__Problem description__: When a line below contains the word "text", copy that line.

__The data__:
((

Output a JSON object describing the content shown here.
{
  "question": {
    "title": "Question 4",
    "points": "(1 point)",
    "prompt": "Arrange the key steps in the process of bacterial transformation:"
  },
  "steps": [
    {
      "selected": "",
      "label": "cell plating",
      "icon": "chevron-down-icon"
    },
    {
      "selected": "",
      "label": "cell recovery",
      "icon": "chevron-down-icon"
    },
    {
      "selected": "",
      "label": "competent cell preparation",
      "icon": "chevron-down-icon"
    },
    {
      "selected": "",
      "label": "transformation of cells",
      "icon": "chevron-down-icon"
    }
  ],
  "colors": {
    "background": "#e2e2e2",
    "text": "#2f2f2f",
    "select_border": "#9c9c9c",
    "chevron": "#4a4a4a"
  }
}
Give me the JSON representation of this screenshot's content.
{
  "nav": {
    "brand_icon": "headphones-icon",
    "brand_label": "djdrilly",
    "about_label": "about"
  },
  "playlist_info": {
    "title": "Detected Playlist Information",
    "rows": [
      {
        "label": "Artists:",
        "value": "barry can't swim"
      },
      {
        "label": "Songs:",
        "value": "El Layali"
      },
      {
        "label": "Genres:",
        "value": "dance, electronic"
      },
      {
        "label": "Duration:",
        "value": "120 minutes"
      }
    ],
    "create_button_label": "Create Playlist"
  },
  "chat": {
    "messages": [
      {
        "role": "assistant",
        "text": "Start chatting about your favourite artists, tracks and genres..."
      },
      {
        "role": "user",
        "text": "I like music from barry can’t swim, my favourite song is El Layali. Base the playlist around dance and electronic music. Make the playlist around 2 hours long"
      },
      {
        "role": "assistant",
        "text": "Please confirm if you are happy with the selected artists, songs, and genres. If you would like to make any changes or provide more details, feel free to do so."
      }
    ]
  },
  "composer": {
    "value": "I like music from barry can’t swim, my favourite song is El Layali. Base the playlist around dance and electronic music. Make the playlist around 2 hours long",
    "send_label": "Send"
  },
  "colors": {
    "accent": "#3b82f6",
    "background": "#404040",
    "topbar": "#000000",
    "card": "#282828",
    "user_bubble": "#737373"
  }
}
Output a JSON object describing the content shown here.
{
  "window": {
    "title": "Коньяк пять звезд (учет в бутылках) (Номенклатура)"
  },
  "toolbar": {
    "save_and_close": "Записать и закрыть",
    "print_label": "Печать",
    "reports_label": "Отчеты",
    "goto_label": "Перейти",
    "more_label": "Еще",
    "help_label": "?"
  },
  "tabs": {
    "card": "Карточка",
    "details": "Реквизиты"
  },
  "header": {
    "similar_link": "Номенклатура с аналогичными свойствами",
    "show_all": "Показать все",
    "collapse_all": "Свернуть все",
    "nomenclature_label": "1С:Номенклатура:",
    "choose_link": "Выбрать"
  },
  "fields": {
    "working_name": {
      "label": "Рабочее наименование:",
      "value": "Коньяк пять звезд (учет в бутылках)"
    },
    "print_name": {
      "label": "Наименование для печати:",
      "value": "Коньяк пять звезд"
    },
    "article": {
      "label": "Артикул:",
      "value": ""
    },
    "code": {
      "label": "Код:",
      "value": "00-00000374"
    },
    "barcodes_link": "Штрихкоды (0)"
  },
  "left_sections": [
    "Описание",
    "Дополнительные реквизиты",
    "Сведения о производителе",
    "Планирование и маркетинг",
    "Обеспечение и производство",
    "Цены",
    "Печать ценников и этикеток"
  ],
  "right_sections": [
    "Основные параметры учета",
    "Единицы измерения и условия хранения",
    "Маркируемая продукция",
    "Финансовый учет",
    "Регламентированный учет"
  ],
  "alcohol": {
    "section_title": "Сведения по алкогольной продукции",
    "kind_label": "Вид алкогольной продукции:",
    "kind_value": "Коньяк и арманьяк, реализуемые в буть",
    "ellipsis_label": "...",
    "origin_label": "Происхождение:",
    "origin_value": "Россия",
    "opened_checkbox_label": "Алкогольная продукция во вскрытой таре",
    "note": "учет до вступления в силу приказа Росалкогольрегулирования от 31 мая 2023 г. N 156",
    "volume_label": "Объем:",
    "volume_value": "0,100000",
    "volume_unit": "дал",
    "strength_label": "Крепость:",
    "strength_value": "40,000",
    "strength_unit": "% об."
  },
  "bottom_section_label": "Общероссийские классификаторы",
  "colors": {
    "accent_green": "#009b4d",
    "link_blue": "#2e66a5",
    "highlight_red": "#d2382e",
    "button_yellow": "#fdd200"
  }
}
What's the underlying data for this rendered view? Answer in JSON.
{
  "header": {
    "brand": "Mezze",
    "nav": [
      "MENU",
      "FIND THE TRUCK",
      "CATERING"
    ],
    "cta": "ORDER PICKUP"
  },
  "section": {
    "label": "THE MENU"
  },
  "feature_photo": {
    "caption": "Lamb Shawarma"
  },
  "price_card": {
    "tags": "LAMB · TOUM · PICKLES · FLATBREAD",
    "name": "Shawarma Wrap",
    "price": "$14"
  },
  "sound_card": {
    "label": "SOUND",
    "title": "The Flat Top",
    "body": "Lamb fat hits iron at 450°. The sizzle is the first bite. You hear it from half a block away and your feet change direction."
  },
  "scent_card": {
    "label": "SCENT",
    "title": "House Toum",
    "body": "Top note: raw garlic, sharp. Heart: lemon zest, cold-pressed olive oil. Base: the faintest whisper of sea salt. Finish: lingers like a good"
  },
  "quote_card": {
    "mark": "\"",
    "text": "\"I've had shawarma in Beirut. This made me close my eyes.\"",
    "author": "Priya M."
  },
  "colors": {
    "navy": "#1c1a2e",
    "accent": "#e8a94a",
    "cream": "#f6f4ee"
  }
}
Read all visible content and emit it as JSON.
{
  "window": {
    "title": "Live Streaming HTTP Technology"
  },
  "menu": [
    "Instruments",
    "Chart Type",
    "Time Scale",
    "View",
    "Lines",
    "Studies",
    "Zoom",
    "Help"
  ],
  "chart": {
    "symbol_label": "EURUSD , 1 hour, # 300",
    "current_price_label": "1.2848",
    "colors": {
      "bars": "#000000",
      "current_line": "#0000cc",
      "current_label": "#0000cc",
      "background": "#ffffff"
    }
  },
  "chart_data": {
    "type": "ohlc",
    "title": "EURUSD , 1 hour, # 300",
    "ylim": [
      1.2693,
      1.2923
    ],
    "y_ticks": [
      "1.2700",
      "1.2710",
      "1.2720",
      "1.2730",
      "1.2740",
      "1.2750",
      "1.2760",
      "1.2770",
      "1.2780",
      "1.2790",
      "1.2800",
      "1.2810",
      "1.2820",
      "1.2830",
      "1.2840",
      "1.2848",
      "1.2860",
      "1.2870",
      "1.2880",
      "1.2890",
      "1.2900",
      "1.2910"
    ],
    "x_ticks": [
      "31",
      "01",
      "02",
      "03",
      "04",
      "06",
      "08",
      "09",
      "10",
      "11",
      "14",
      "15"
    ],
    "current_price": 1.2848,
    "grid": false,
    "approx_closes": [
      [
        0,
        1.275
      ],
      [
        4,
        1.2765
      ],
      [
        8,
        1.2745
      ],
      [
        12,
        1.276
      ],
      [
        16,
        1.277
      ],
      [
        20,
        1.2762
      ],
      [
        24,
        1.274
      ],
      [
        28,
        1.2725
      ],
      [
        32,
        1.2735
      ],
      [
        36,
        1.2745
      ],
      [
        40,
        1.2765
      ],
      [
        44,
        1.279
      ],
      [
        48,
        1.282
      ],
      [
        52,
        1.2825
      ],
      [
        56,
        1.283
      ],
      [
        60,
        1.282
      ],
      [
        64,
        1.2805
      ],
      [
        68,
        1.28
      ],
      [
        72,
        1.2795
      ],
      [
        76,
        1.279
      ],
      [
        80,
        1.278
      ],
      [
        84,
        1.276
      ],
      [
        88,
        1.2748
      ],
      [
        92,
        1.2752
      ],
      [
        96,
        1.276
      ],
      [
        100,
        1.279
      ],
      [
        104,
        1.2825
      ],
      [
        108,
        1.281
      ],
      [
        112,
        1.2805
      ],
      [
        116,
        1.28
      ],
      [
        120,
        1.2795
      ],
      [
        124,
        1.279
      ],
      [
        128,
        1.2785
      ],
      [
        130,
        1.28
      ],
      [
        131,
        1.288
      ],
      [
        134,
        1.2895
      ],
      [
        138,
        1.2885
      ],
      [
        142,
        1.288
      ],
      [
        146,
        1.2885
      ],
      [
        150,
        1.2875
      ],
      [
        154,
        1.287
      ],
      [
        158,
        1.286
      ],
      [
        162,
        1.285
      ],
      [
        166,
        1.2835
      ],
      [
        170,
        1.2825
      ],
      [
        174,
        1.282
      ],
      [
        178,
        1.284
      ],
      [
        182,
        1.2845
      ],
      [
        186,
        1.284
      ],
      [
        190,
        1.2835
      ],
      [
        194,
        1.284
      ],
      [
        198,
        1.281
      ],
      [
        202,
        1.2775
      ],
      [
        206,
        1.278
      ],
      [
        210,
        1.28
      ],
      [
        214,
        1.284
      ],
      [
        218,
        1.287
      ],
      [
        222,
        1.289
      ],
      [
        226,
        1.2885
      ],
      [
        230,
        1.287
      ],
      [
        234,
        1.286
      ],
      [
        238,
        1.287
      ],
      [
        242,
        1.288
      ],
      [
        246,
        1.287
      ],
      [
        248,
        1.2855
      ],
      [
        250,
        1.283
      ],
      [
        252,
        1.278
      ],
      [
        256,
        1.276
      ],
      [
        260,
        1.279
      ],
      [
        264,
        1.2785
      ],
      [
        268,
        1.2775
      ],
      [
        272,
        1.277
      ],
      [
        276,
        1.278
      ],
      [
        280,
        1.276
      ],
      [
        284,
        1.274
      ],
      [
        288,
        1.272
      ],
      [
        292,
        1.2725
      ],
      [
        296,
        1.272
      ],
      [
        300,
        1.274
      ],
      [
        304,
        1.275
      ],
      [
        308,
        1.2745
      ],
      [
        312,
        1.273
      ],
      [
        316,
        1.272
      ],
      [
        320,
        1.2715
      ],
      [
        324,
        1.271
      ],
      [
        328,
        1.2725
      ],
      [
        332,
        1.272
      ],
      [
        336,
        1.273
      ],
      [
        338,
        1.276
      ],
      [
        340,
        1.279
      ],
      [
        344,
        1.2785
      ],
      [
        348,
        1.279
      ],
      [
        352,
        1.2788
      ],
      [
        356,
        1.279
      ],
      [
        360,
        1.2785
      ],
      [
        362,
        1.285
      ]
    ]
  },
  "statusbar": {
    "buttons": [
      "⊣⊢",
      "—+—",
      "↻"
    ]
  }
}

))

__Exercise result__:
    "text": "#2f2f2f",
        "text": "Start chatting about your favourite artists, tracks and genres..."
        "text": "I like music from barry can’t swim, my favourite song is El Layali. Base the playlist around dance and electronic music. Make the playlist around 2 hours long"
        "text": "Please confirm if you are happy with the selected artists, songs, and genres. If you would like to make any changes or provide more details, feel free to do so."
    "text": "\"I've had shawarma in Beirut. This made me close my eyes.\"",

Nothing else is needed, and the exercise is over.